On her website, Bashir says she makes poems from dirt, sometimes variously rendered text, sometimes light. Her poems range from gospel dirges to references of Norse gods, but in Field Theories she leaps into the science of quantum mechanics, thermodynamics, and social fields (be it academic disciplines or musical genres) patterns of interaction between the individual and his or her environment and the intuitive voice of the soul, which Bashir highlights, “was once viewed as having supreme control over our characteristics and the way we represent life in space: our behaving self.”
One thing’s for sure, Field Theories contains an energy, or energies, and Bashir explores every aspect of it/them. The collection looks directly into the eye of blackness, death, slavery, American history, and beauty without budging. “What is a thing of beauty if not us?” she asks, in the title poem with its couplets, that if read out loud hum like a military march.
sold for poker chips
left cold left thawed left
bent into the yawp
sold for bluff on blind
How a body grabs a body.
Hungry. Even Jesus….
It goes on from there, asking, “Music? Anyone ever really heard us sing?” The poem then ends with the deliberate, yet heartbreaking word, “Repeat:” and the elliptical colon, as if poised for yet another litany—even if imaginary—of pride, history, and sadness, and redemption, of which lead me back to the center of the poem (which is really the central theme of the book), “What is a thing of beauty if not us?”
Of Field Theories, Adrian Matejka said, “There is so much happening in these poems…” And it’s true. There are poems in the voices of John Henry and his wife, Polly Ann, in sections titled “Coronagraphy,”—a coronagraph, as some may know, is a telescope that uses a disk to block the Sun’s bright surface so that one might be able to see things close to it. However, one can’t help but think of a Coronary Angiography, which is a scientifically medical system that X-rays the chest to detect blockages in the heart—which have the literary craftsmanship of Jean Toomer, and is a further study into the relationship between the monumental black figure—be it male or female—and social science, people and their environment, their societies and have the lyrical ballad swing of the language we hear on the street mixed with the colorful characters of the American folklore: man against machine, man against boss, man against the power structure.

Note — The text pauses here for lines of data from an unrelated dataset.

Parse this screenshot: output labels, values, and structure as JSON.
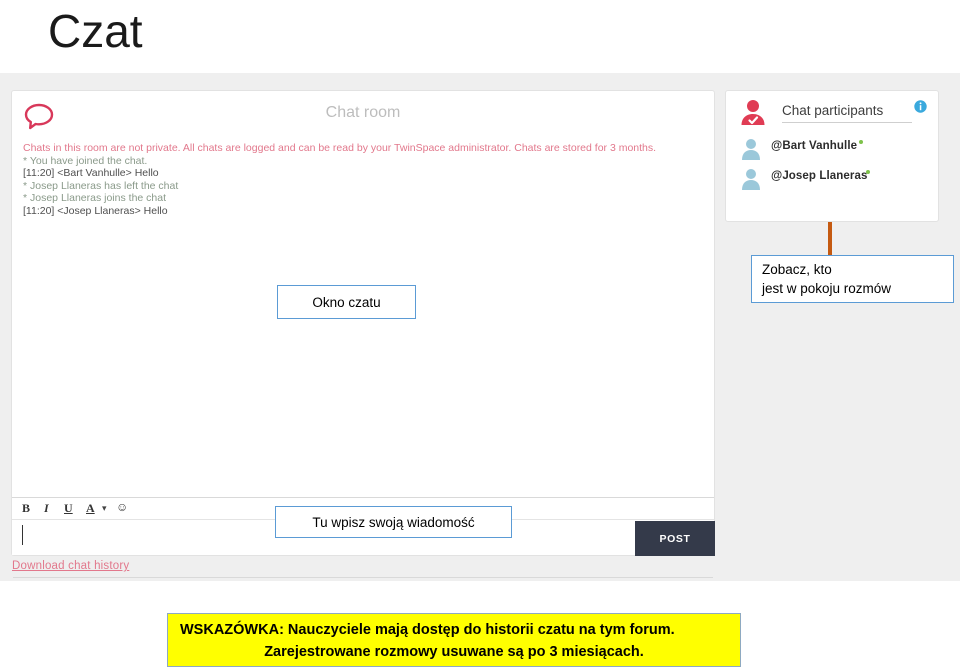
{
  "slide": {
    "title": "Czat"
  },
  "chat_window": {
    "icon": "speech-bubble-icon",
    "room_title": "Chat room",
    "log": [
      {
        "type": "warning",
        "text": "Chats in this room are not private. All chats are logged and can be read by your TwinSpace administrator. Chats are stored for 3 months."
      },
      {
        "type": "system",
        "text": "* You have joined the chat."
      },
      {
        "type": "message",
        "text": "[11:20] <Bart Vanhulle> Hello"
      },
      {
        "type": "system",
        "text": "* Josep Llaneras has left the chat"
      },
      {
        "type": "system",
        "text": "* Josep Llaneras joins the chat"
      },
      {
        "type": "message",
        "text": "[11:20] <Josep Llaneras> Hello"
      }
    ],
    "toolbar": {
      "bold": "B",
      "italic": "I",
      "underline": "U",
      "text_color": "A",
      "text_color_caret": "▾",
      "emoji": "☺"
    },
    "message_input": {
      "value": "",
      "placeholder": ""
    },
    "post_button": "POST",
    "download_link": "Download chat history"
  },
  "participants_panel": {
    "avatar_icon": "user-check-avatar-icon",
    "title": "Chat participants",
    "info_icon": "info-icon",
    "members": [
      {
        "name": "@Bart Vanhulle",
        "status": "online"
      },
      {
        "name": "@Josep Llaneras",
        "status": "online"
      }
    ]
  },
  "annotations": {
    "chat_window_label": "Okno czatu",
    "message_input_label": "Tu wpisz swoją wiadomość",
    "participants_label_line1": "Zobacz, kto",
    "participants_label_line2": "jest w pokoju rozmów"
  },
  "tip": {
    "line1": "WSKAZÓWKA: Nauczyciele mają dostęp do historii czatu na tym forum.",
    "line2": "Zarejestrowane rozmowy usuwane są po 3 miesiącach."
  },
  "colors": {
    "accent_pink": "#e2788c",
    "post_button_bg": "#343a4a",
    "callout_border": "#5b9bd5",
    "connector": "#c55a11",
    "tip_bg": "#ffff00",
    "online_dot": "#7ec24a"
  }
}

Field Theories pivots around this central theme, that the black body—scientifically speaking—is an idealized physical body that absorbs (my italics) electromagnetic radiation, while a white body reflects (my italics) all rays completely and uniformly in all directions. It’s how Bashir renders that theme which makes this collection worth reading. She has taken science and folklore and emphasized the interactions between the individual and his or her environment with a lyrical adeptness that excites the poem/s. There is an intuitive force and a soul to this collection, but there is also the shadow. The mind versus the body, light versus darkness, the individual versus society, and how we measure them all —all of which are very alive throughout each section, either through her exploration of properties or characteristics, “life space,” and the behaving selves.
From what I’ve learned of thermodynamics in preparing for this review, heat travels from hotter to colder bodies, never in the reverse unless external work is performed. And that’s what Samiya Bashir is doing in Field Theories. She recounts the countless black bodies that have either been either tortured, beaten, abused, or murdered, and with the external work of language and syntax brings them back to life: from cold to hot, and reverses it.

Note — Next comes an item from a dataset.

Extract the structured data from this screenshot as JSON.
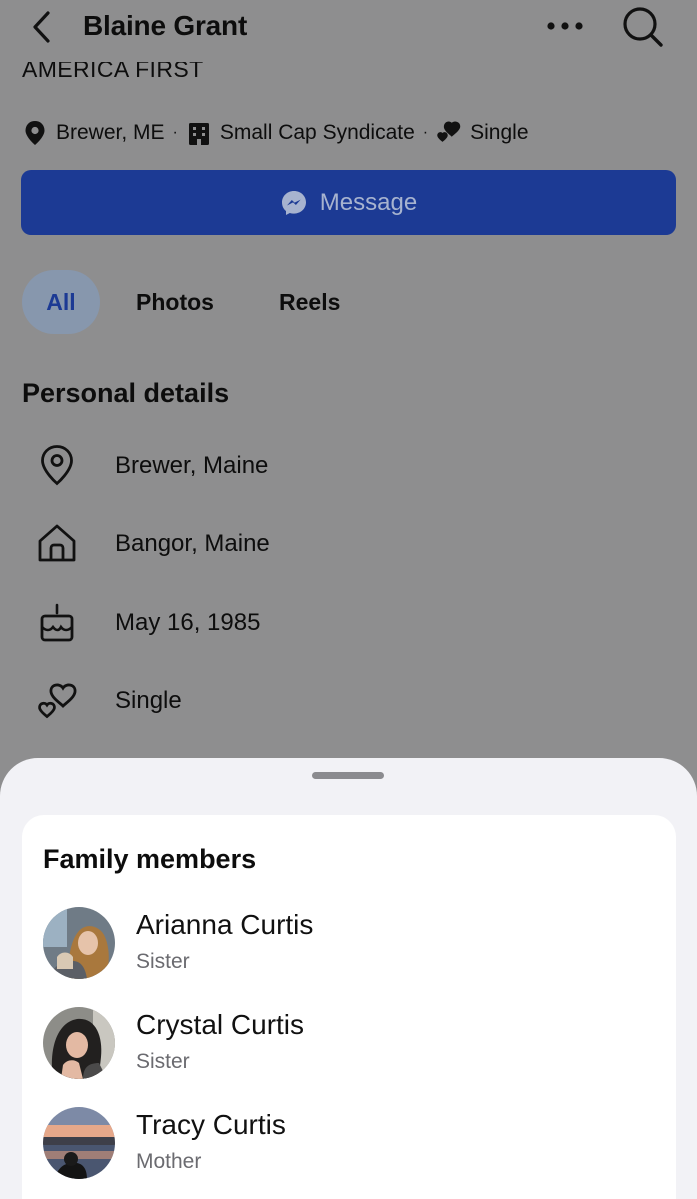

In the Poets’ Companion: A Guide to the Pleasure of Writing Poetry, Kim Addonizio and Dorianne Laux write: “Robert Bly calls the shadow ‘the long bag we drag behind us’ and by the time we reach adulthood there is only a ‘thin slice’ of us left—the rest is in that long bag….”

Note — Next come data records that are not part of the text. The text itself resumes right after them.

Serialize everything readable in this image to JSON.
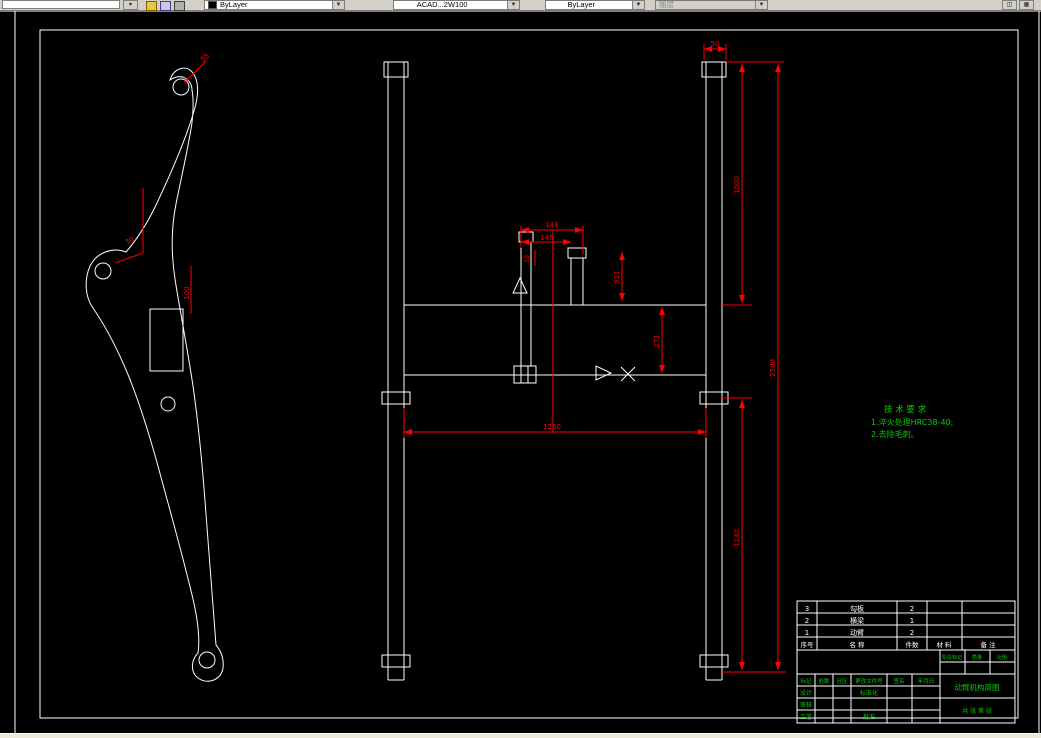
{
  "toolbar": {
    "color_value": "ByLayer",
    "linetype_value": "ACAD...2W100",
    "lineweight_value": "ByLayer",
    "plotstyle_value": "随层"
  },
  "drawing": {
    "dims": {
      "cap_width": "50",
      "rail_upper": "1000",
      "total_height": "2500",
      "rail_lower": "1140",
      "beam_span": "1260",
      "beam_height": "271",
      "bracket_outer": "148",
      "bracket_inner": "145",
      "stub_height": "311",
      "plate_thickness": "13",
      "arm_top": "55",
      "arm_angle": "30",
      "arm_offset": "100"
    },
    "notes": {
      "heading": "技 术 要 求",
      "line1": "1.淬火处理HRC38-40;",
      "line2": "2.去除毛刺。"
    },
    "title_block": {
      "parts": [
        {
          "no": "3",
          "name": "勾板",
          "qty": "2"
        },
        {
          "no": "2",
          "name": "横梁",
          "qty": "1"
        },
        {
          "no": "1",
          "name": "动臂",
          "qty": "2"
        }
      ],
      "headers": {
        "no": "序号",
        "name": "名  称",
        "qty": "件数",
        "material": "材 料",
        "remark": "备 注"
      },
      "rev_row": [
        "标记",
        "处数",
        "分区",
        "更改文件号",
        "签名",
        "年月日"
      ],
      "roles": {
        "design": "设计",
        "standard": "标准化",
        "check": "审核",
        "process": "工艺",
        "approve": "批准"
      },
      "stage": {
        "mark": "阶段标记",
        "weight": "质量",
        "scale": "比例"
      },
      "sheet": "共 张 第 张",
      "title": "动臂机构简图"
    }
  },
  "colors": {
    "geometry": "#ffffff",
    "dimension": "#ff0000",
    "annotation": "#00cc00",
    "toolbar_bg": "#d4d0c8"
  }
}
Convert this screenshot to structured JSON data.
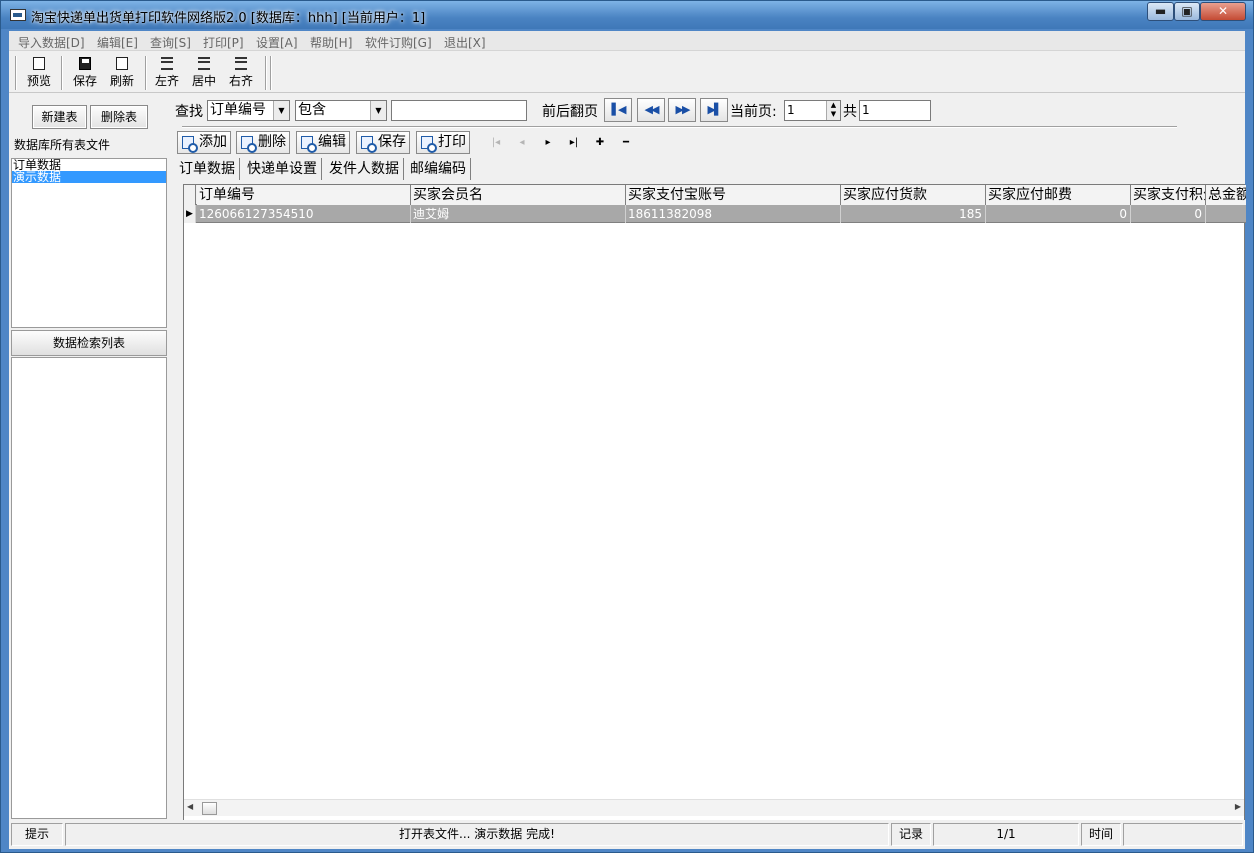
{
  "window": {
    "title": "淘宝快递单出货单打印软件网络版2.0 [数据库：hhh] [当前用户：1]",
    "min_label": "▬",
    "max_label": "▣",
    "close_label": "✕"
  },
  "menu": [
    "导入数据[D]",
    "编辑[E]",
    "查询[S]",
    "打印[P]",
    "设置[A]",
    "帮助[H]",
    "软件订购[G]",
    "退出[X]"
  ],
  "toolbar": {
    "preview": "预览",
    "save": "保存",
    "refresh": "刷新",
    "align_left": "左齐",
    "align_center": "居中",
    "align_right": "右齐"
  },
  "left": {
    "new_table": "新建表",
    "delete_table": "删除表",
    "tables_label": "数据库所有表文件",
    "tables": [
      "订单数据",
      "演示数据"
    ],
    "selected_table": "演示数据",
    "search_list_label": "数据检索列表"
  },
  "search": {
    "label": "查找",
    "field": "订单编号",
    "operator": "包含",
    "value": "",
    "paging_label": "前后翻页",
    "current_page_label": "当前页:",
    "current_page": "1",
    "total_label": "共",
    "total": "1"
  },
  "nav_buttons": {
    "first": "▌◀",
    "prev": "◀◀",
    "next": "▶▶",
    "last": "▶▌"
  },
  "actions": {
    "add": "添加",
    "delete": "删除",
    "edit": "编辑",
    "save": "保存",
    "print": "打印"
  },
  "data_nav": {
    "first": "|◂",
    "prev": "◂",
    "next": "▸",
    "last": "▸|",
    "insert": "✚",
    "remove": "━"
  },
  "tabs": [
    "订单数据",
    "快递单设置",
    "发件人数据",
    "邮编编码"
  ],
  "grid": {
    "columns": [
      "订单编号",
      "买家会员名",
      "买家支付宝账号",
      "买家应付货款",
      "买家应付邮费",
      "买家支付积分",
      "总金额"
    ],
    "rows": [
      [
        "126066127354510",
        "迪艾姆",
        "18611382098",
        "185",
        "0",
        "0",
        ""
      ]
    ],
    "row_indicator": "▶"
  },
  "status": {
    "hint_label": "提示",
    "message": "打开表文件... 演示数据 完成!",
    "records_label": "记录",
    "records": "1/1",
    "time_label": "时间",
    "time": ""
  }
}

And in Field Theories entire societies have their shadow: America’s “long dragged bag.” When we refuse to acknowledge it not only do we lose the chance to integrate but we risk being dominated by it
Paperback, 9781937658632, 128 pp.